Which is unarguable on the surface and few people would suggest that anyone should have to put up with abuse, insults and swearing directed towards them. Of course the Football League is not going to do anything within the context of the laws of the game to prevent players from being the object of this – racist abuse supporters is entirely a Police matter – and when it gets onto the field we they prefer to punish the victim.

The detail is more murky. Reading the list some of the enumerated offences are practically useful to stop match officials from being insulted and abused but, smuggled within those, are offences created to stop players from questioning or disagreeing with decisions.

Take the unclear working “visibly disrespectful behaviour to any match official” and imagine a defender who has seen a forward dive over his withdrawn leg to win a penalty. The double hand swallow dive mime is a direct question to the authority of the Referee who has given the incorrect decision but should it be a yellow card offence? It is now.

As is banging the floor hard when a forward is brought down and believes he should have had a penalty but sees the Referee wave play on. Smash the ground with your fist and of course what you are doing is questioning the Referee’s decision but is that a bad thing?

What is the ethical merit of never questioning Referees? Why is it virtuous for players to accept every decision as correct even when they may know better than the official that it is not? Everyone knows the practical benefits of an unquestioned autocracy but few welcome it in other areas of life.

It is not as if the match officials are never wrong. Ask the better ones and they will tell players they are often wrong but try to be right as often as they can be. Those Referees seem to be the ones which players respect.

Which is, in the end, the root of these new laws. The dual belief that match officials are drowned in a sea of disrespect and a misguided sense of how respect can be forced into players. On the former point one could be excused for thinking that events at Bradford City games are drastically different from the rest of football.
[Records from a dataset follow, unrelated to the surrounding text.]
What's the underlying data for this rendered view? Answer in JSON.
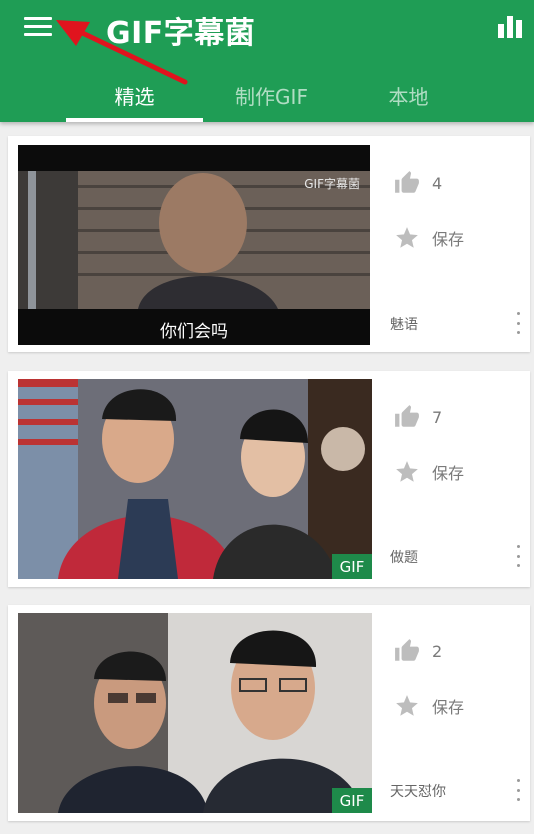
{
  "app": {
    "title": "GIF字幕菌"
  },
  "tabs": [
    {
      "label": "精选",
      "active": true
    },
    {
      "label": "制作GIF",
      "active": false
    },
    {
      "label": "本地",
      "active": false
    }
  ],
  "feed": [
    {
      "likes": "4",
      "save_label": "保存",
      "caption": "魅语",
      "gif_badge": "",
      "subtitle": "你们会吗",
      "watermark": "GIF字幕菌"
    },
    {
      "likes": "7",
      "save_label": "保存",
      "caption": "做题",
      "gif_badge": "GIF"
    },
    {
      "likes": "2",
      "save_label": "保存",
      "caption": "天天怼你",
      "gif_badge": "GIF"
    }
  ],
  "colors": {
    "primary": "#1f9d55",
    "badge": "#1e8a4a",
    "arrow": "#e0141e"
  }
}
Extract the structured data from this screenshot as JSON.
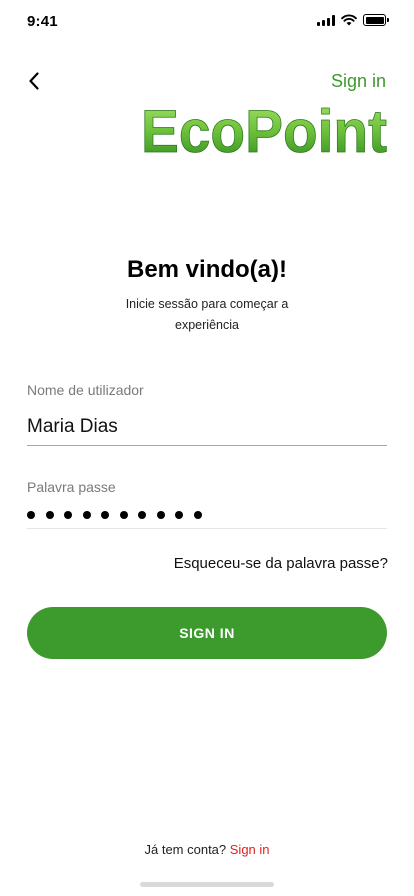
{
  "status_bar": {
    "time": "9:41"
  },
  "header": {
    "signin_label": "Sign in"
  },
  "logo": {
    "text": "EcoPoint",
    "color_top": "#8bd14a",
    "color_bottom": "#2f8a1f"
  },
  "welcome": {
    "title": "Bem vindo(a)!",
    "subtitle": "Inicie sessão para começar a experiência"
  },
  "form": {
    "username": {
      "label": "Nome de utilizador",
      "value": "Maria Dias"
    },
    "password": {
      "label": "Palavra passe",
      "masked_length": 10
    },
    "forgot_label": "Esqueceu-se da palavra passe?",
    "submit_label": "SIGN IN"
  },
  "footer": {
    "prompt": "Já tem conta?",
    "link_label": "Sign in"
  },
  "colors": {
    "accent": "#3d9a2d",
    "link_red": "#e02020",
    "active_underline": "#7cc86a"
  }
}
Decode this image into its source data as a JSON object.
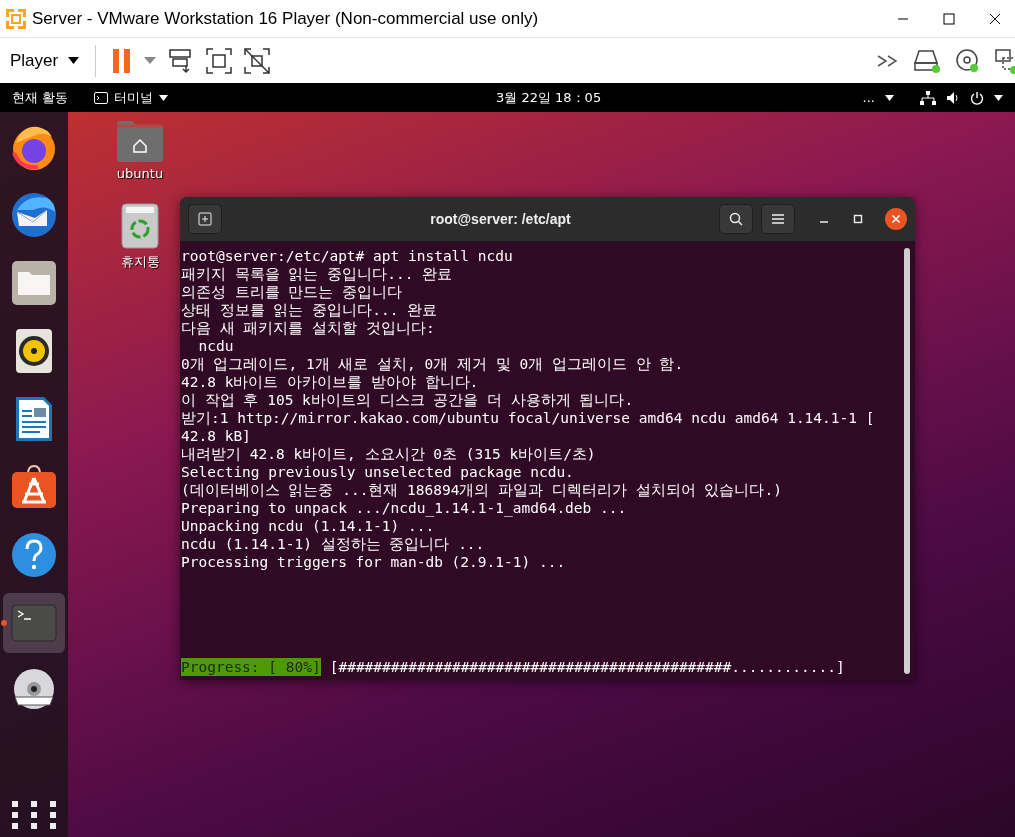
{
  "window": {
    "title": "Server - VMware Workstation 16 Player (Non-commercial use only)"
  },
  "toolbar": {
    "player_menu": "Player",
    "paused": true
  },
  "topbar": {
    "activities": "현재 활동",
    "app_menu": "터미널",
    "clock": "3월 22일  18：05",
    "overflow": "..."
  },
  "dock": {
    "items": [
      {
        "kind": "firefox",
        "running": false,
        "selected": false
      },
      {
        "kind": "thunderbird",
        "running": false,
        "selected": false
      },
      {
        "kind": "files",
        "running": false,
        "selected": false
      },
      {
        "kind": "rhythmbox",
        "running": false,
        "selected": false
      },
      {
        "kind": "writer",
        "running": false,
        "selected": false
      },
      {
        "kind": "software",
        "running": false,
        "selected": false
      },
      {
        "kind": "help",
        "running": false,
        "selected": false
      },
      {
        "kind": "terminal",
        "running": true,
        "selected": true
      },
      {
        "kind": "dvd",
        "running": false,
        "selected": false
      }
    ]
  },
  "desktop_icons": [
    {
      "kind": "home",
      "label": "ubuntu"
    },
    {
      "kind": "trash",
      "label": "휴지통"
    }
  ],
  "terminal": {
    "title": "root@server: /etc/apt",
    "lines": [
      "root@server:/etc/apt# apt install ncdu",
      "패키지 목록을 읽는 중입니다... 완료",
      "의존성 트리를 만드는 중입니다",
      "상태 정보를 읽는 중입니다... 완료",
      "다음 새 패키지를 설치할 것입니다:",
      "  ncdu",
      "0개 업그레이드, 1개 새로 설치, 0개 제거 및 0개 업그레이드 안 함.",
      "42.8 k바이트 아카이브를 받아야 합니다.",
      "이 작업 후 105 k바이트의 디스크 공간을 더 사용하게 됩니다.",
      "받기:1 http://mirror.kakao.com/ubuntu focal/universe amd64 ncdu amd64 1.14.1-1 [",
      "42.8 kB]",
      "내려받기 42.8 k바이트, 소요시간 0초 (315 k바이트/초)",
      "Selecting previously unselected package ncdu.",
      "(데이터베이스 읽는중 ...현재 186894개의 파일과 디렉터리가 설치되어 있습니다.)",
      "Preparing to unpack .../ncdu_1.14.1-1_amd64.deb ...",
      "Unpacking ncdu (1.14.1-1) ...",
      "ncdu (1.14.1-1) 설정하는 중입니다 ...",
      "Processing triggers for man-db (2.9.1-1) ..."
    ],
    "progress": {
      "label": "Progress: [ 80%]",
      "bar": "[#############################################............]"
    }
  }
}
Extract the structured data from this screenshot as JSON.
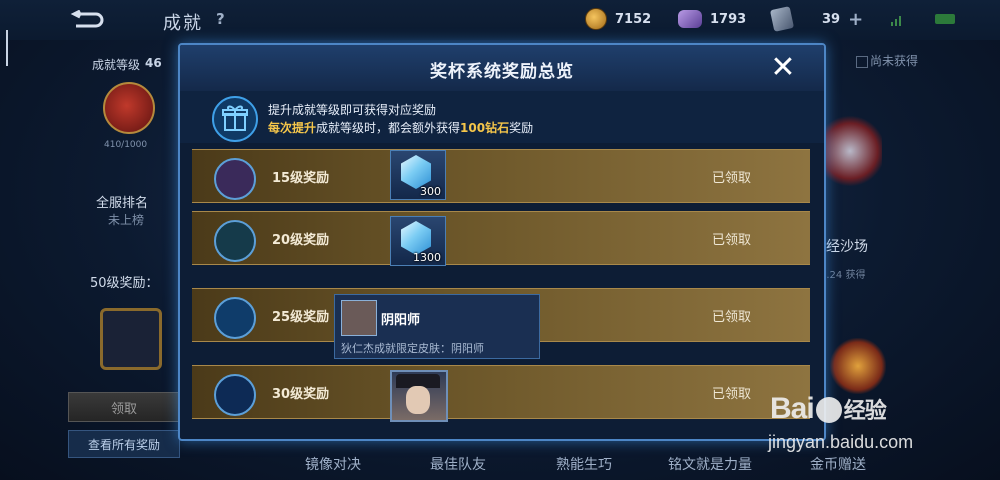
{
  "topbar": {
    "title": "成就",
    "help": "?",
    "coins": "7152",
    "gems": "1793",
    "tickets": "39",
    "plus": "+"
  },
  "background": {
    "level_label": "成就等级",
    "level_value": "46",
    "progress_text": "410/1000",
    "rank_label": "全服排名",
    "rank_value": "未上榜",
    "level50_label": "50级奖励：",
    "claim_button": "领取",
    "view_all_button": "查看所有奖励",
    "unobtained_label": "尚未获得",
    "right_title": "经沙场",
    "right_date": "4.24 获得",
    "tabs": [
      "镜像对决",
      "最佳队友",
      "熟能生巧",
      "铭文就是力量",
      "金币赠送"
    ]
  },
  "modal": {
    "title": "奖杯系统奖励总览",
    "close": "✕",
    "info_line1": "提升成就等级即可获得对应奖励",
    "info_line2_a": "每次提升",
    "info_line2_b": "成就等级时，都会额外获得",
    "info_line2_c": "100钻石",
    "info_line2_d": "奖励",
    "rows": [
      {
        "label": "15级奖励",
        "status": "已领取",
        "reward_qty": "300"
      },
      {
        "label": "20级奖励",
        "status": "已领取",
        "reward_qty": "1300"
      },
      {
        "label": "25级奖励",
        "status": "已领取"
      },
      {
        "label": "30级奖励",
        "status": "已领取"
      }
    ],
    "tooltip": {
      "title": "阴阳师",
      "desc": "狄仁杰成就限定皮肤：阴阳师"
    }
  },
  "watermark": {
    "logo_a": "Bai",
    "logo_b": "经验",
    "url": "jingyan.baidu.com"
  }
}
One struggles to remember any significant incidents of abuse of officials worthy of the name at City matches going back years. I’m sure they hear the odd bad word and that some of them are directed at them but nothing that stopped them doing the job as evidenced by the fact that no games descended into chaos or anything similar.

This idea that football is awash with disrespect of officials at the professional level to the point where it is obvious to supporters – and thus that it could make a difference as an example at other levels of football – is not true. Stamp out all disrespect from professional League One football and it would look exactly as it does now, unless you increase the definition of disrespect to include any questioning of a decision.

Which speaks to the idea that respect can be forced into footballers. It cannot.

Questioning a decision – and there are right and wrong ways to do that – is a natural reaction and one that a grown man is allowed to have. Football seems very much concerned with stopping this.

Referees seem very much concerned with stopping this as if stopping anyone showing what they consider to be disrespect means that there is no disrespect and, by extension, that they are respected.

But respect can’t be forced and if anyone in football wants to seriously think about respect as an issue then perhaps they should consider the inherent lack of respect with which football treats the players. They are told not not even think that that the Referee could be wrong.

Referees are not Headmasters. They have the responsibility for enforcing the laws of the game but that is where their role stops. They are not responsible for the behaviour of the players just for enforcing the laws when behaviour transgresses those rules.

From today they can be booked – told off – for banging their fists on the floor in frustration at a wrong decision.

Footballers are treated like children and these new guidelines smuggle in more ways to tell them off for questioning as if they were kids to an demanding father.

Maybe changing that is where respect should start.